The sort-of was and sort-of wasn’t surprise of the day goes to the news that Mojang, the makers of the hugely successful Minecraft (so much so that Lego Group wish they’d thought it up) have been bought up by Microsoft, the company that makes Windows and the Xbox One. The price? $2.5 billion. By any stretch of the imagination, that’s a lot of money, but to put it in perspective, tech companies aren’t afraid to pay $19 billion for a startup. Yes… Facebook paid that much for a mobile messaging app.
So, there a few questions that should come to mind
Firstly, why did Notch, the founder and majority owner of Mojang, want to sell?
This is answered in the blog post on their website. It would seem he never expected Minecraft to get so huge (a LEGO sandbox game with unlimited terrain? Who’d-a-thunk it?), but it did and Notch doesn’t want to pressure.
[Notch has] decided that he doesn’t want the responsibility of owning a company of such global significance. Over the past few years he’s made attempts to work on smaller projects, but the pressure of owning Minecraft became too much for him to handle. The only option was to sell Mojang.
The share of the $2.5 billion Notch will receive should help him continue to work on his sometimes complex but captivating leftfield game concepts. Notch recently shelved a rather ambitious project which he hoped would follow Minecraft due to struggles with the game. 0x10c would have been a clever twist on the space sim, where each ship had an old processor controlling it with limited capacity, meaning you have to prioritise what systems are used.
There’s no doubt we’ll see some clever stuff from Notch in the future.
Secondly, why did Microsoft want to pay that much for Mojang?
Although Mojang are a fairly small, independent company, the userbase for Minecraft is staggering.
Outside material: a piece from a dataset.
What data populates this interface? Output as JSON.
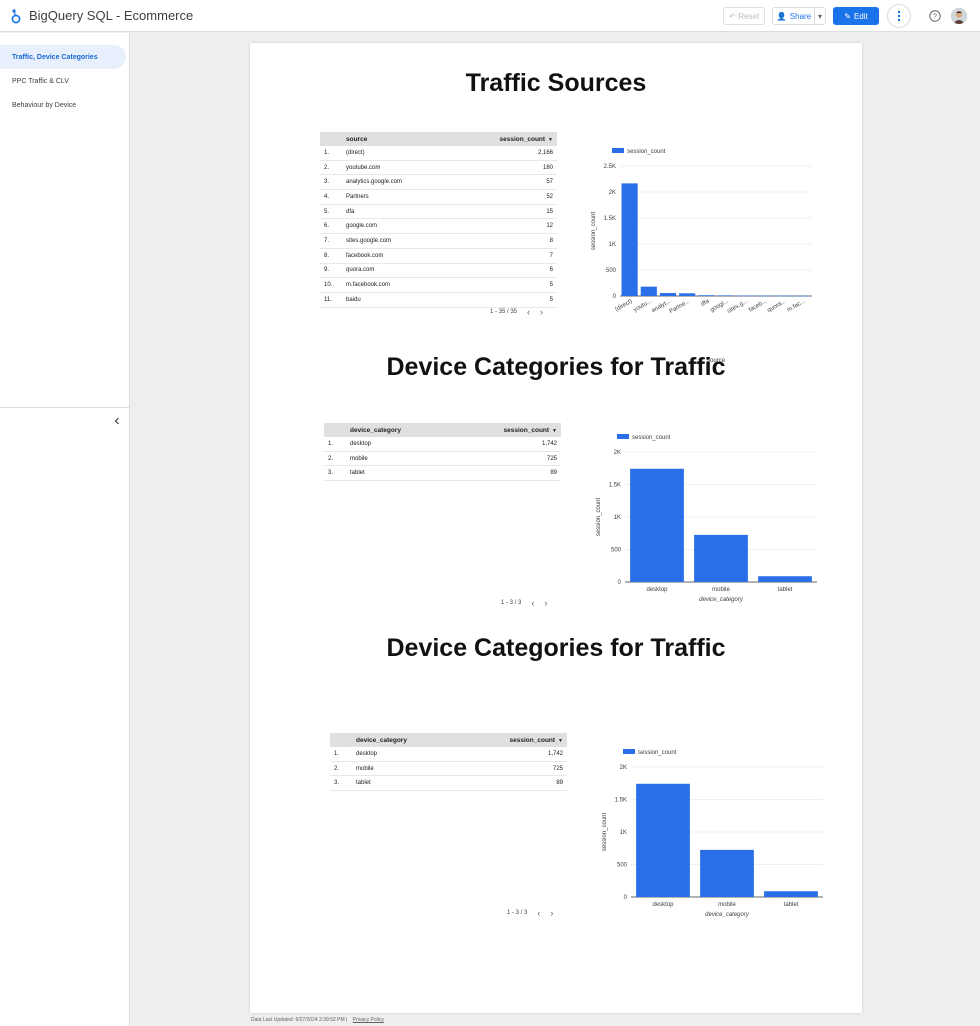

Just on PC platforms, over 16 million people have purchased the game since 2009. Then there’s the console and mobile versions to add to it. That’s a big pie to get a slice of. And many Minecraft players are regular players.
It could be argued that Minecraft helped spearhead the ‘Let’s Play’ movement, creating hugely successful YouTube stars like PewDiePie (who earned $4 million in the last year and has well over 30 million subscribers). Simply put, LPs are streamed or recorded videos of people playing games, sometimes creating episodic stories, sometimes just with commentary. Usually with humour.
Even regardless of the sales figures and userbase, each player has to create a login account. That’s a huge list of names for Microsoft to inherit. There’s echoes of Facebook’s acquisition of WhatApp earlier this year. As TechRadar put it:
That’s because the world’s No. 1 social network just bought its way into the hands WhatsApp’s engaged usersbase, which according to Mark Zuckerberg is on a path to one billion people.
Finally, what does it mean for the future?
According to Mojang, there are no plans for Microsoft to change the strategy in any way. And why would they? Things are going great currently.
There’s no reason for the development, sales, and support of the PC/Mac, Xbox 360, Xbox One, PS3, PS4, Vita, iOS, and Android versions of Minecraft to stop. Of course, Microsoft can’t make decisions for other companies or predict the choices that they might make in the future.
Even if they were to stop development of certain versions down the line, it wouldn’t be much of a surprise in an industry as fickle as ours. After all, did we really expect Mojang to continue maintaining and updating the game forever?
So there you have it. Mojang, the company that arguably renewed not only our faith in the indie games scene but proved the ‘early access‘ model could be very successful, is no longer an indie games studio. Lucky Microsoft!